Work instructions
Make an exact copy of the records, omitting all images.

Data for review below:

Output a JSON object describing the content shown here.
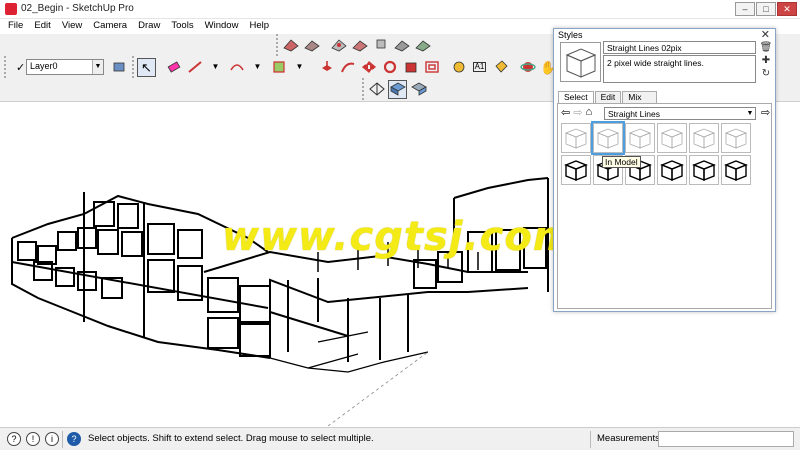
{
  "window": {
    "title": "02_Begin - SketchUp Pro",
    "min": "–",
    "max": "□",
    "close": "✕"
  },
  "menu": [
    "File",
    "Edit",
    "View",
    "Camera",
    "Draw",
    "Tools",
    "Window",
    "Help"
  ],
  "layer": {
    "check": "✓",
    "value": "Layer0"
  },
  "watermark": "www.cgtsj.com",
  "styles_panel": {
    "title": "Styles",
    "close": "✕",
    "style_name": "Straight Lines 02pix",
    "style_description": "2 pixel wide straight lines.",
    "tabs": [
      "Select",
      "Edit",
      "Mix"
    ],
    "active_tab": "Select",
    "collection": "Straight Lines",
    "tooltip": "In Model",
    "thumbnail_count": 12
  },
  "statusbar": {
    "hint": "Select objects. Shift to extend select. Drag mouse to select multiple.",
    "measurements_label": "Measurements"
  },
  "colors": {
    "accent": "#4b9fe0",
    "watermark": "#f3ea16",
    "toolbar_bg": "#f0f0f0"
  }
}
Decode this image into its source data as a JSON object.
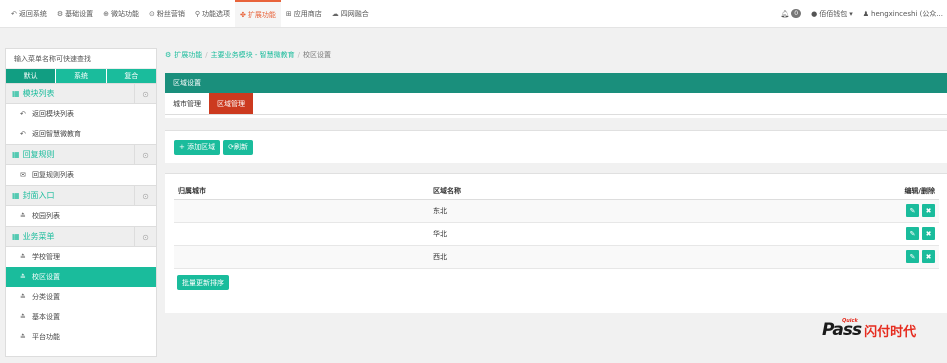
{
  "topnav": [
    {
      "icon": "↶",
      "label": "返回系统"
    },
    {
      "icon": "⚙",
      "label": "基础设置"
    },
    {
      "icon": "⊕",
      "label": "微站功能"
    },
    {
      "icon": "⊙",
      "label": "粉丝营销"
    },
    {
      "icon": "⚲",
      "label": "功能选项"
    },
    {
      "icon": "✤",
      "label": "扩展功能"
    },
    {
      "icon": "⊞",
      "label": "应用商店"
    },
    {
      "icon": "☁",
      "label": "四网融合"
    }
  ],
  "topright": {
    "notify_count": "0",
    "wallet_label": "佰佰钱包",
    "user_label": "hengxinceshi (公众..."
  },
  "sidebar": {
    "search_placeholder": "输入菜单名称可快速查找",
    "tabs": [
      "默认",
      "系统",
      "复合"
    ],
    "groups": [
      {
        "title": "模块列表",
        "items": [
          {
            "icon": "↶",
            "label": "返回模块列表"
          },
          {
            "icon": "↶",
            "label": "返回智慧微教育"
          }
        ]
      },
      {
        "title": "回复规则",
        "items": [
          {
            "icon": "✉",
            "label": "回复规则列表"
          }
        ]
      },
      {
        "title": "封面入口",
        "items": [
          {
            "icon": "≛",
            "label": "校园列表"
          }
        ]
      },
      {
        "title": "业务菜单",
        "items": [
          {
            "icon": "≛",
            "label": "学校管理"
          },
          {
            "icon": "≛",
            "label": "校区设置"
          },
          {
            "icon": "≛",
            "label": "分类设置"
          },
          {
            "icon": "≛",
            "label": "基本设置"
          },
          {
            "icon": "≛",
            "label": "平台功能"
          }
        ]
      }
    ]
  },
  "breadcrumb": {
    "items": [
      "扩展功能",
      "主要业务模块 - 智慧微教育"
    ],
    "current": "校区设置"
  },
  "panel": {
    "title": "区域设置",
    "tabs": [
      "城市管理",
      "区域管理"
    ]
  },
  "toolbar": {
    "add_label": "+ 添加区域",
    "refresh_label": "⟳刷新"
  },
  "table": {
    "headers": [
      "归属城市",
      "区域名称",
      "编辑/删除"
    ],
    "rows": [
      {
        "city": "",
        "name": "东北"
      },
      {
        "city": "",
        "name": "华北"
      },
      {
        "city": "",
        "name": "西北"
      }
    ],
    "sort_label": "批量更新排序"
  },
  "logo": {
    "quick": "Quick",
    "pass": "Pass",
    "cn": "闪付时代"
  }
}
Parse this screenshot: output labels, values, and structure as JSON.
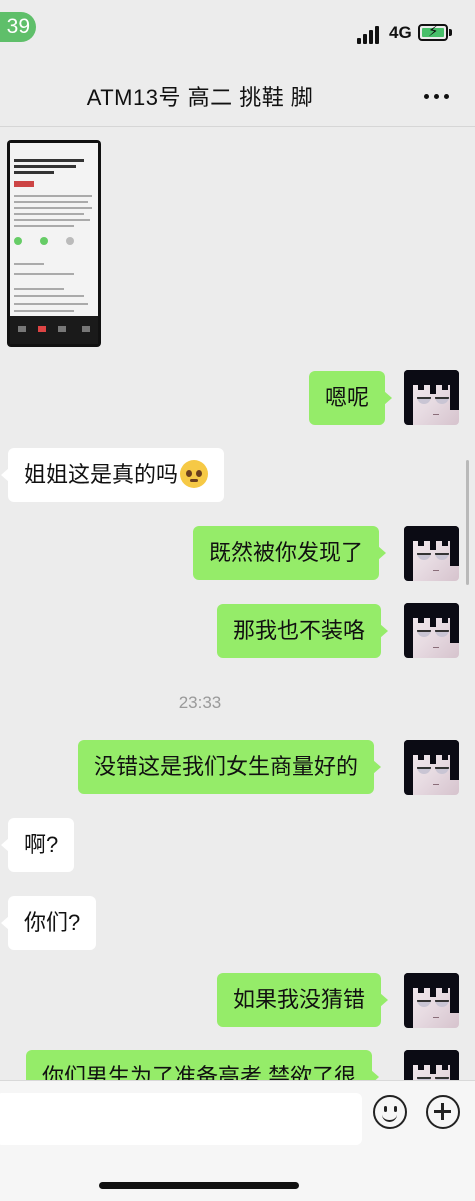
{
  "status_bar": {
    "time": "39",
    "network": "4G"
  },
  "header": {
    "title": "ATM13号 高二 挑鞋 脚"
  },
  "messages": [
    {
      "side": "out",
      "text": "嗯呢"
    },
    {
      "side": "in",
      "text": "姐姐这是真的吗"
    },
    {
      "side": "out",
      "text": "既然被你发现了"
    },
    {
      "side": "out",
      "text": "那我也不装咯"
    },
    {
      "side": "out",
      "text": "没错这是我们女生商量好的"
    },
    {
      "side": "in",
      "text": "啊?"
    },
    {
      "side": "in",
      "text": "你们?"
    },
    {
      "side": "out",
      "text": "如果我没猜错"
    },
    {
      "side": "out",
      "text": "你们男生为了准备高考 禁欲了很"
    }
  ],
  "timestamp": "23:33",
  "input": {
    "placeholder": ""
  },
  "colors": {
    "sent_bubble": "#95ec69",
    "received_bubble": "#ffffff",
    "background": "#ececec"
  },
  "icons": {
    "more": "more-dots-icon",
    "emoji": "smiley-icon",
    "add": "plus-circle-icon"
  }
}
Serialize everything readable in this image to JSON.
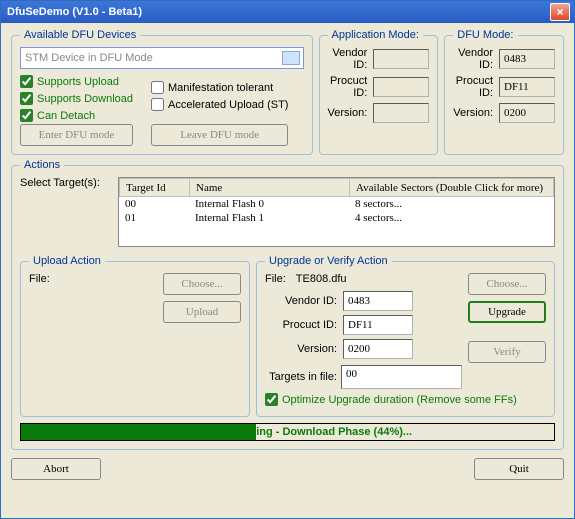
{
  "window": {
    "title": "DfuSeDemo (V1.0 - Beta1)"
  },
  "available": {
    "legend": "Available DFU Devices",
    "dropdown": "STM Device in DFU Mode",
    "supports_upload": "Supports Upload",
    "supports_download": "Supports Download",
    "can_detach": "Can Detach",
    "manifestation": "Manifestation tolerant",
    "accel_upload": "Accelerated Upload (ST)",
    "enter_btn": "Enter DFU mode",
    "leave_btn": "Leave DFU mode"
  },
  "app_mode": {
    "legend": "Application Mode:",
    "vendor_lbl": "Vendor ID:",
    "product_lbl": "Procuct ID:",
    "version_lbl": "Version:",
    "vendor": "",
    "product": "",
    "version": ""
  },
  "dfu_mode": {
    "legend": "DFU Mode:",
    "vendor_lbl": "Vendor ID:",
    "product_lbl": "Procuct ID:",
    "version_lbl": "Version:",
    "vendor": "0483",
    "product": "DF11",
    "version": "0200"
  },
  "actions": {
    "legend": "Actions",
    "select_targets": "Select Target(s):",
    "col_target": "Target Id",
    "col_name": "Name",
    "col_avail": "Available Sectors (Double Click for more)",
    "rows": [
      {
        "id": "00",
        "name": "Internal Flash 0",
        "avail": "8 sectors..."
      },
      {
        "id": "01",
        "name": "Internal Flash 1",
        "avail": "4 sectors..."
      }
    ]
  },
  "upload": {
    "legend": "Upload Action",
    "file_lbl": "File:",
    "choose": "Choose...",
    "upload": "Upload"
  },
  "upgrade": {
    "legend": "Upgrade or Verify Action",
    "file_lbl": "File:",
    "file_val": "TE808.dfu",
    "choose": "Choose...",
    "upgrade_btn": "Upgrade",
    "verify_btn": "Verify",
    "vendor_lbl": "Vendor ID:",
    "product_lbl": "Procuct ID:",
    "version_lbl": "Version:",
    "vendor": "0483",
    "product": "DF11",
    "version": "0200",
    "targets_lbl": "Targets in file:",
    "targets_val": "00",
    "optimize": "Optimize Upgrade duration (Remove some FFs)"
  },
  "progress": {
    "text": "Target 00: Upgrading - Download Phase (44%)..."
  },
  "bottom": {
    "abort": "Abort",
    "quit": "Quit"
  }
}
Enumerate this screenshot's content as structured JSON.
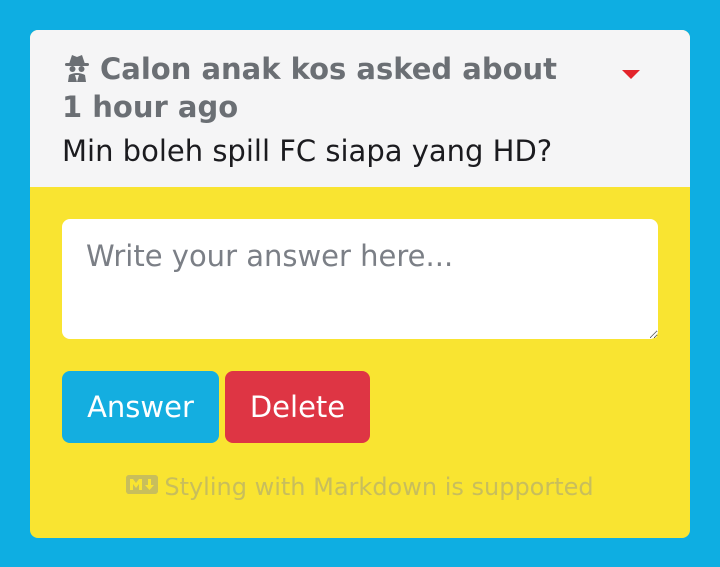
{
  "question_card": {
    "asker_line": "Calon anak kos asked about 1 hour ago",
    "asker_icon": "spy-icon",
    "caret_icon": "caret-down-icon",
    "question_text": "Min boleh spill FC siapa yang HD?"
  },
  "answer_form": {
    "placeholder": "Write your answer here...",
    "value": "",
    "answer_label": "Answer",
    "delete_label": "Delete",
    "markdown_note": "Styling with Markdown is supported",
    "markdown_icon": "markdown-icon"
  },
  "colors": {
    "page_background": "#0eaee2",
    "card_body": "#f9e431",
    "card_header": "#f5f5f6",
    "answer_button": "#14aee0",
    "delete_button": "#de3544",
    "caret": "#e3242b"
  }
}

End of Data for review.

Response to the exercise
Output a JSON object describing the content shown here.
{
  "window": {
    "title": "02_Begin - SketchUp Pro",
    "min": "–",
    "max": "□",
    "close": "✕"
  },
  "menu": [
    "File",
    "Edit",
    "View",
    "Camera",
    "Draw",
    "Tools",
    "Window",
    "Help"
  ],
  "layer": {
    "check": "✓",
    "value": "Layer0"
  },
  "watermark": "www.cgtsj.com",
  "styles_panel": {
    "title": "Styles",
    "close": "✕",
    "style_name": "Straight Lines 02pix",
    "style_description": "2 pixel wide straight lines.",
    "tabs": [
      "Select",
      "Edit",
      "Mix"
    ],
    "active_tab": "Select",
    "collection": "Straight Lines",
    "tooltip": "In Model",
    "thumbnail_count": 12
  },
  "statusbar": {
    "hint": "Select objects. Shift to extend select. Drag mouse to select multiple.",
    "measurements_label": "Measurements"
  },
  "colors": {
    "accent": "#4b9fe0",
    "watermark": "#f3ea16",
    "toolbar_bg": "#f0f0f0"
  }
}
Decode this image into its source data as a JSON object.
{
  "topnav": [
    {
      "icon": "↶",
      "label": "返回系统"
    },
    {
      "icon": "⚙",
      "label": "基础设置"
    },
    {
      "icon": "⊕",
      "label": "微站功能"
    },
    {
      "icon": "⊙",
      "label": "粉丝营销"
    },
    {
      "icon": "⚲",
      "label": "功能选项"
    },
    {
      "icon": "✤",
      "label": "扩展功能"
    },
    {
      "icon": "⊞",
      "label": "应用商店"
    },
    {
      "icon": "☁",
      "label": "四网融合"
    }
  ],
  "topright": {
    "notify_count": "0",
    "wallet_label": "佰佰钱包",
    "user_label": "hengxinceshi (公众..."
  },
  "sidebar": {
    "search_placeholder": "输入菜单名称可快速查找",
    "tabs": [
      "默认",
      "系统",
      "复合"
    ],
    "groups": [
      {
        "title": "模块列表",
        "items": [
          {
            "icon": "↶",
            "label": "返回模块列表"
          },
          {
            "icon": "↶",
            "label": "返回智慧微教育"
          }
        ]
      },
      {
        "title": "回复规则",
        "items": [
          {
            "icon": "✉",
            "label": "回复规则列表"
          }
        ]
      },
      {
        "title": "封面入口",
        "items": [
          {
            "icon": "≛",
            "label": "校园列表"
          }
        ]
      },
      {
        "title": "业务菜单",
        "items": [
          {
            "icon": "≛",
            "label": "学校管理"
          },
          {
            "icon": "≛",
            "label": "校区设置"
          },
          {
            "icon": "≛",
            "label": "分类设置"
          },
          {
            "icon": "≛",
            "label": "基本设置"
          },
          {
            "icon": "≛",
            "label": "平台功能"
          }
        ]
      }
    ]
  },
  "breadcrumb": {
    "items": [
      "扩展功能",
      "主要业务模块 - 智慧微教育"
    ],
    "current": "校区设置"
  },
  "panel": {
    "title": "区域设置",
    "tabs": [
      "城市管理",
      "区域管理"
    ]
  },
  "toolbar": {
    "add_label": "+ 添加区域",
    "refresh_label": "⟳刷新"
  },
  "table": {
    "headers": [
      "归属城市",
      "区域名称",
      "编辑/删除"
    ],
    "rows": [
      {
        "city": "",
        "name": "东北"
      },
      {
        "city": "",
        "name": "华北"
      },
      {
        "city": "",
        "name": "西北"
      }
    ],
    "sort_label": "批量更新排序"
  },
  "logo": {
    "quick": "Quick",
    "pass": "Pass",
    "cn": "闪付时代"
  }
}
Parse this screenshot: output labels, values, and structure as JSON.
{
  "status_bar": {
    "time": "39",
    "network": "4G"
  },
  "header": {
    "title": "ATM13号 高二 挑鞋 脚"
  },
  "messages": [
    {
      "side": "out",
      "text": "嗯呢"
    },
    {
      "side": "in",
      "text": "姐姐这是真的吗"
    },
    {
      "side": "out",
      "text": "既然被你发现了"
    },
    {
      "side": "out",
      "text": "那我也不装咯"
    },
    {
      "side": "out",
      "text": "没错这是我们女生商量好的"
    },
    {
      "side": "in",
      "text": "啊?"
    },
    {
      "side": "in",
      "text": "你们?"
    },
    {
      "side": "out",
      "text": "如果我没猜错"
    },
    {
      "side": "out",
      "text": "你们男生为了准备高考 禁欲了很"
    }
  ],
  "timestamp": "23:33",
  "input": {
    "placeholder": ""
  },
  "colors": {
    "sent_bubble": "#95ec69",
    "received_bubble": "#ffffff",
    "background": "#ececec"
  },
  "icons": {
    "more": "more-dots-icon",
    "emoji": "smiley-icon",
    "add": "plus-circle-icon"
  }
}
Serialize everything readable in this image to JSON.
{
  "window": {
    "title": "DfuSeDemo (V1.0 - Beta1)"
  },
  "available": {
    "legend": "Available DFU Devices",
    "dropdown": "STM Device in DFU Mode",
    "supports_upload": "Supports Upload",
    "supports_download": "Supports Download",
    "can_detach": "Can Detach",
    "manifestation": "Manifestation tolerant",
    "accel_upload": "Accelerated Upload (ST)",
    "enter_btn": "Enter DFU mode",
    "leave_btn": "Leave DFU mode"
  },
  "app_mode": {
    "legend": "Application Mode:",
    "vendor_lbl": "Vendor ID:",
    "product_lbl": "Procuct ID:",
    "version_lbl": "Version:",
    "vendor": "",
    "product": "",
    "version": ""
  },
  "dfu_mode": {
    "legend": "DFU Mode:",
    "vendor_lbl": "Vendor ID:",
    "product_lbl": "Procuct ID:",
    "version_lbl": "Version:",
    "vendor": "0483",
    "product": "DF11",
    "version": "0200"
  },
  "actions": {
    "legend": "Actions",
    "select_targets": "Select Target(s):",
    "col_target": "Target Id",
    "col_name": "Name",
    "col_avail": "Available Sectors (Double Click for more)",
    "rows": [
      {
        "id": "00",
        "name": "Internal Flash 0",
        "avail": "8 sectors..."
      },
      {
        "id": "01",
        "name": "Internal Flash 1",
        "avail": "4 sectors..."
      }
    ]
  },
  "upload": {
    "legend": "Upload Action",
    "file_lbl": "File:",
    "choose": "Choose...",
    "upload": "Upload"
  },
  "upgrade": {
    "legend": "Upgrade or Verify Action",
    "file_lbl": "File:",
    "file_val": "TE808.dfu",
    "choose": "Choose...",
    "upgrade_btn": "Upgrade",
    "verify_btn": "Verify",
    "vendor_lbl": "Vendor ID:",
    "product_lbl": "Procuct ID:",
    "version_lbl": "Version:",
    "vendor": "0483",
    "product": "DF11",
    "version": "0200",
    "targets_lbl": "Targets in file:",
    "targets_val": "00",
    "optimize": "Optimize Upgrade duration (Remove some FFs)"
  },
  "progress": {
    "text": "Target 00: Upgrading - Download Phase (44%)..."
  },
  "bottom": {
    "abort": "Abort",
    "quit": "Quit"
  }
}
Enumerate this screenshot's content as structured JSON.
{
  "question_card": {
    "asker_line": "Calon anak kos asked about 1 hour ago",
    "asker_icon": "spy-icon",
    "caret_icon": "caret-down-icon",
    "question_text": "Min boleh spill FC siapa yang HD?"
  },
  "answer_form": {
    "placeholder": "Write your answer here...",
    "value": "",
    "answer_label": "Answer",
    "delete_label": "Delete",
    "markdown_note": "Styling with Markdown is supported",
    "markdown_icon": "markdown-icon"
  },
  "colors": {
    "page_background": "#0eaee2",
    "card_body": "#f9e431",
    "card_header": "#f5f5f6",
    "answer_button": "#14aee0",
    "delete_button": "#de3544",
    "caret": "#e3242b"
  }
}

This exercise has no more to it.